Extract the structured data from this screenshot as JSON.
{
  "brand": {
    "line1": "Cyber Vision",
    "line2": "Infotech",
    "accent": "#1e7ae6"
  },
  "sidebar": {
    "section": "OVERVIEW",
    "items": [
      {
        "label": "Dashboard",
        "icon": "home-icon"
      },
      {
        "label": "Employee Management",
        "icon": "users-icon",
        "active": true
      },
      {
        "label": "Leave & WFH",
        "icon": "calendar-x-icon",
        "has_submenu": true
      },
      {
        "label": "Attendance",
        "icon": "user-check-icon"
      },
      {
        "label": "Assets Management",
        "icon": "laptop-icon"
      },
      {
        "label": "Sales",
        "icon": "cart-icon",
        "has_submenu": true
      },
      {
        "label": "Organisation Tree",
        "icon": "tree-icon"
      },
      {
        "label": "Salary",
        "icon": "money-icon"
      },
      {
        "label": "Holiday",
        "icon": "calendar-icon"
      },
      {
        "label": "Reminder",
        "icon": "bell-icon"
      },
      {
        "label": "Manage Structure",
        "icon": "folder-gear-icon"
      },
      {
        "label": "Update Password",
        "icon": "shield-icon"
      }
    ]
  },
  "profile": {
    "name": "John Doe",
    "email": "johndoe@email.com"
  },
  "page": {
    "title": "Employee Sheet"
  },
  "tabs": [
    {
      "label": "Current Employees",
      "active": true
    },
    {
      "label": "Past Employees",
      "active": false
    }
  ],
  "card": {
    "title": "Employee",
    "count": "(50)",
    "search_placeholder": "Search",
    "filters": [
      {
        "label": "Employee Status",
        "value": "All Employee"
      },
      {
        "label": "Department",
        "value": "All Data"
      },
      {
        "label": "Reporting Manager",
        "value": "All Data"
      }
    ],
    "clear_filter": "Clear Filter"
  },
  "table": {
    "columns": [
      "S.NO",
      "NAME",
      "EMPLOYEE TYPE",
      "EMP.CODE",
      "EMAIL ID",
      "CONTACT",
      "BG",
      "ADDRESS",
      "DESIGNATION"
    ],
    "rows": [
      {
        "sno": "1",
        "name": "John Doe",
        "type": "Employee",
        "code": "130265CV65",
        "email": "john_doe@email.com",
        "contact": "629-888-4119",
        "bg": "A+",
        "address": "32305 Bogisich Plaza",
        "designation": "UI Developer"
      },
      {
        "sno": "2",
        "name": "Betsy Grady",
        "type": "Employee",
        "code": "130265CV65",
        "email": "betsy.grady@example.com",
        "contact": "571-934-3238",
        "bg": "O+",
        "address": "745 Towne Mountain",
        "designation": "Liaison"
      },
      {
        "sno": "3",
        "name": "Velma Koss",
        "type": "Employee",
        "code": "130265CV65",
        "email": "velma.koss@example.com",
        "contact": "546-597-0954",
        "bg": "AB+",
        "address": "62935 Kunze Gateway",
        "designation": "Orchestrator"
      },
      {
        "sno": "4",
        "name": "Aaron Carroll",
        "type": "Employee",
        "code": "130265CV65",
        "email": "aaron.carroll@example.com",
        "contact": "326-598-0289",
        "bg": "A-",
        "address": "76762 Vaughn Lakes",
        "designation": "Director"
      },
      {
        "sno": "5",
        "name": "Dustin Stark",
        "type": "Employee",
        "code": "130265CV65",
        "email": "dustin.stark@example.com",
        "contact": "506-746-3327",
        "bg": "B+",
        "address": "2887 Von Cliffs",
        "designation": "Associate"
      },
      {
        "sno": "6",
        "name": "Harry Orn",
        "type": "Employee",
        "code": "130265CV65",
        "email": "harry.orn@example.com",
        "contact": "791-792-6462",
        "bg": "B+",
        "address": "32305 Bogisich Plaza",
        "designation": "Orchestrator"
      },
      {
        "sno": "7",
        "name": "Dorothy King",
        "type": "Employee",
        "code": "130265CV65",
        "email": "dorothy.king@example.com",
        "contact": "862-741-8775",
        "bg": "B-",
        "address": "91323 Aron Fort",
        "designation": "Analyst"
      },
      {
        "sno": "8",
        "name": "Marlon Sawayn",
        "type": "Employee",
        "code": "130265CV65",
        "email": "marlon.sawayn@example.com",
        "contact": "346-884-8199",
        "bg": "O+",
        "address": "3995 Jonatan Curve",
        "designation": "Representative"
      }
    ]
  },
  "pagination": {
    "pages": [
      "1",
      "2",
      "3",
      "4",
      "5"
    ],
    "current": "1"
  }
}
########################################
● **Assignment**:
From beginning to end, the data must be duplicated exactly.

● **Solution below**:
Extract the structured data from this screenshot as JSON.
{
  "brand": {
    "line1": "Cyber Vision",
    "line2": "Infotech",
    "accent": "#1e7ae6"
  },
  "sidebar": {
    "section": "OVERVIEW",
    "items": [
      {
        "label": "Dashboard",
        "icon": "home-icon"
      },
      {
        "label": "Employee Management",
        "icon": "users-icon",
        "active": true
      },
      {
        "label": "Leave & WFH",
        "icon": "calendar-x-icon",
        "has_submenu": true
      },
      {
        "label": "Attendance",
        "icon": "user-check-icon"
      },
      {
        "label": "Assets Management",
        "icon": "laptop-icon"
      },
      {
        "label": "Sales",
        "icon": "cart-icon",
        "has_submenu": true
      },
      {
        "label": "Organisation Tree",
        "icon": "tree-icon"
      },
      {
        "label": "Salary",
        "icon": "money-icon"
      },
      {
        "label": "Holiday",
        "icon": "calendar-icon"
      },
      {
        "label": "Reminder",
        "icon": "bell-icon"
      },
      {
        "label": "Manage Structure",
        "icon": "folder-gear-icon"
      },
      {
        "label": "Update Password",
        "icon": "shield-icon"
      }
    ]
  },
  "profile": {
    "name": "John Doe",
    "email": "johndoe@email.com"
  },
  "page": {
    "title": "Employee Sheet"
  },
  "tabs": [
    {
      "label": "Current Employees",
      "active": true
    },
    {
      "label": "Past Employees",
      "active": false
    }
  ],
  "card": {
    "title": "Employee",
    "count": "(50)",
    "search_placeholder": "Search",
    "filters": [
      {
        "label": "Employee Status",
        "value": "All Employee"
      },
      {
        "label": "Department",
        "value": "All Data"
      },
      {
        "label": "Reporting Manager",
        "value": "All Data"
      }
    ],
    "clear_filter": "Clear Filter"
  },
  "table": {
    "columns": [
      "S.NO",
      "NAME",
      "EMPLOYEE TYPE",
      "EMP.CODE",
      "EMAIL ID",
      "CONTACT",
      "BG",
      "ADDRESS",
      "DESIGNATION"
    ],
    "rows": [
      {
        "sno": "1",
        "name": "John Doe",
        "type": "Employee",
        "code": "130265CV65",
        "email": "john_doe@email.com",
        "contact": "629-888-4119",
        "bg": "A+",
        "address": "32305 Bogisich Plaza",
        "designation": "UI Developer"
      },
      {
        "sno": "2",
        "name": "Betsy Grady",
        "type": "Employee",
        "code": "130265CV65",
        "email": "betsy.grady@example.com",
        "contact": "571-934-3238",
        "bg": "O+",
        "address": "745 Towne Mountain",
        "designation": "Liaison"
      },
      {
        "sno": "3",
        "name": "Velma Koss",
        "type": "Employee",
        "code": "130265CV65",
        "email": "velma.koss@example.com",
        "contact": "546-597-0954",
        "bg": "AB+",
        "address": "62935 Kunze Gateway",
        "designation": "Orchestrator"
      },
      {
        "sno": "4",
        "name": "Aaron Carroll",
        "type": "Employee",
        "code": "130265CV65",
        "email": "aaron.carroll@example.com",
        "contact": "326-598-0289",
        "bg": "A-",
        "address": "76762 Vaughn Lakes",
        "designation": "Director"
      },
      {
        "sno": "5",
        "name": "Dustin Stark",
        "type": "Employee",
        "code": "130265CV65",
        "email": "dustin.stark@example.com",
        "contact": "506-746-3327",
        "bg": "B+",
        "address": "2887 Von Cliffs",
        "designation": "Associate"
      },
      {
        "sno": "6",
        "name": "Harry Orn",
        "type": "Employee",
        "code": "130265CV65",
        "email": "harry.orn@example.com",
        "contact": "791-792-6462",
        "bg": "B+",
        "address": "32305 Bogisich Plaza",
        "designation": "Orchestrator"
      },
      {
        "sno": "7",
        "name": "Dorothy King",
        "type": "Employee",
        "code": "130265CV65",
        "email": "dorothy.king@example.com",
        "contact": "862-741-8775",
        "bg": "B-",
        "address": "91323 Aron Fort",
        "designation": "Analyst"
      },
      {
        "sno": "8",
        "name": "Marlon Sawayn",
        "type": "Employee",
        "code": "130265CV65",
        "email": "marlon.sawayn@example.com",
        "contact": "346-884-8199",
        "bg": "O+",
        "address": "3995 Jonatan Curve",
        "designation": "Representative"
      }
    ]
  },
  "pagination": {
    "pages": [
      "1",
      "2",
      "3",
      "4",
      "5"
    ],
    "current": "1"
  }
}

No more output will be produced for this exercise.